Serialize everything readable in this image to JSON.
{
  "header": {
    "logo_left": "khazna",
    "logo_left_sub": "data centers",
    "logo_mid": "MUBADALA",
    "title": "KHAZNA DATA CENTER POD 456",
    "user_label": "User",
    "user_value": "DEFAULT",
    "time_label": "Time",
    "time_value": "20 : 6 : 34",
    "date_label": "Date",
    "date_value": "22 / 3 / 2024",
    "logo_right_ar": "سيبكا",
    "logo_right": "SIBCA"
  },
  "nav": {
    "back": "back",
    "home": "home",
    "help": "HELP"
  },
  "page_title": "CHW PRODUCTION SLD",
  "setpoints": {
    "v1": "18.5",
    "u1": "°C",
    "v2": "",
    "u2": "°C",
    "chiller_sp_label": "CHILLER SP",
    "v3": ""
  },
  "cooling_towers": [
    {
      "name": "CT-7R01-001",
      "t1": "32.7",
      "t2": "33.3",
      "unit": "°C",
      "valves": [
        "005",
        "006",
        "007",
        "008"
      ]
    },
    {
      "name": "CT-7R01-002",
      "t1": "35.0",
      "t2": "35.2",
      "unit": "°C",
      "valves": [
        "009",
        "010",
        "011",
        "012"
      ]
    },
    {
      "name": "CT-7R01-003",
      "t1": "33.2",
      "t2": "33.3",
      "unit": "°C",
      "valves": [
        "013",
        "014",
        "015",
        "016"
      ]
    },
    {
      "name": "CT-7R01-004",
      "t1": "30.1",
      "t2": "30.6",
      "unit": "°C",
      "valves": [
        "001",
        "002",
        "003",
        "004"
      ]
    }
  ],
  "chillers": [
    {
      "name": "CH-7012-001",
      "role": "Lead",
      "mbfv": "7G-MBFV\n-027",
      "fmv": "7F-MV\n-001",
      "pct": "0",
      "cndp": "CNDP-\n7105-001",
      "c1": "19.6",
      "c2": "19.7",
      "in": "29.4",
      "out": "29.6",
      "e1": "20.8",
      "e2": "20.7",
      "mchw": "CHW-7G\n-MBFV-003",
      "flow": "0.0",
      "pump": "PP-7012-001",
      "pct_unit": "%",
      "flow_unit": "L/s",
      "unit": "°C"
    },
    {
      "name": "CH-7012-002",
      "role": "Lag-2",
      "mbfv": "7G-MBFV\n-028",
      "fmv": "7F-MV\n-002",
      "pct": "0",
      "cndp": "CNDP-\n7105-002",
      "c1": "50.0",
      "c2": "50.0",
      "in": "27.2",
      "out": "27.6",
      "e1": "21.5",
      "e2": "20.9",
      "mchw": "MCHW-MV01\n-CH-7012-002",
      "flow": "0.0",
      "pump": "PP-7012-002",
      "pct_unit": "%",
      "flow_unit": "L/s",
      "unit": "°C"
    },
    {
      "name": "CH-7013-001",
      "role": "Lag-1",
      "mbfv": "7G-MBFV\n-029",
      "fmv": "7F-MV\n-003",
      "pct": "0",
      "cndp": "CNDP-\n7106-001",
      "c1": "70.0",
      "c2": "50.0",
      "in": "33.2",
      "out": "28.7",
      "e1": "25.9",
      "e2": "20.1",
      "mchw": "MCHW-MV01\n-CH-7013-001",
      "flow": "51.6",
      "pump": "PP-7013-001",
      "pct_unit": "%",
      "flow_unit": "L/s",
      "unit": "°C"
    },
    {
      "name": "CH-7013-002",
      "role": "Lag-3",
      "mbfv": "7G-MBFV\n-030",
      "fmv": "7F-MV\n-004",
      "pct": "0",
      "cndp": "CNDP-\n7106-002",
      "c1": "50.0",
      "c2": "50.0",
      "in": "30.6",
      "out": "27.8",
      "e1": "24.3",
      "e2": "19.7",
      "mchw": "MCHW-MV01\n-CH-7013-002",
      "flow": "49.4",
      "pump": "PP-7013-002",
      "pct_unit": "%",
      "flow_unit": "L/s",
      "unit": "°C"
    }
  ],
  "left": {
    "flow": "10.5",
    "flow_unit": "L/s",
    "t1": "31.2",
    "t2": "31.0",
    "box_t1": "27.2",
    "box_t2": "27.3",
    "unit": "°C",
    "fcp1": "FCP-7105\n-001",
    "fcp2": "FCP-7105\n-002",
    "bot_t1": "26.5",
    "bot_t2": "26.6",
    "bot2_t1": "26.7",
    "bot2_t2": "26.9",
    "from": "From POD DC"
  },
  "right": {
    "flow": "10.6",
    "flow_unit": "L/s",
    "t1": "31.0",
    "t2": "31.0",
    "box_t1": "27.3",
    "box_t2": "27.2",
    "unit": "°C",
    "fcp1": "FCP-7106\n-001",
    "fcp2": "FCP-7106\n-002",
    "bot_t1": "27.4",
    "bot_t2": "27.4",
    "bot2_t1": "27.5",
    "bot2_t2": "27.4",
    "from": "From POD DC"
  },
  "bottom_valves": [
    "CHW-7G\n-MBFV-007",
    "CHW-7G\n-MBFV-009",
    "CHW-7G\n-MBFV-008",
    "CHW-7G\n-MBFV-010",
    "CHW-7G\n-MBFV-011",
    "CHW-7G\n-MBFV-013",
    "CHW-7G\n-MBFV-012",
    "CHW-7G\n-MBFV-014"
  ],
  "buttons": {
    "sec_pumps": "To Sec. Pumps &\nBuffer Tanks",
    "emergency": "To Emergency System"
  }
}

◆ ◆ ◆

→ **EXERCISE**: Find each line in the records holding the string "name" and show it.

→ **EXPECTED ANSWER**:
      "name": "CT-7R01-001",
      "name": "CT-7R01-002",
      "name": "CT-7R01-003",
      "name": "CT-7R01-004",
      "name": "CH-7012-001",
      "name": "CH-7012-002",
      "name": "CH-7013-001",
      "name": "CH-7013-002",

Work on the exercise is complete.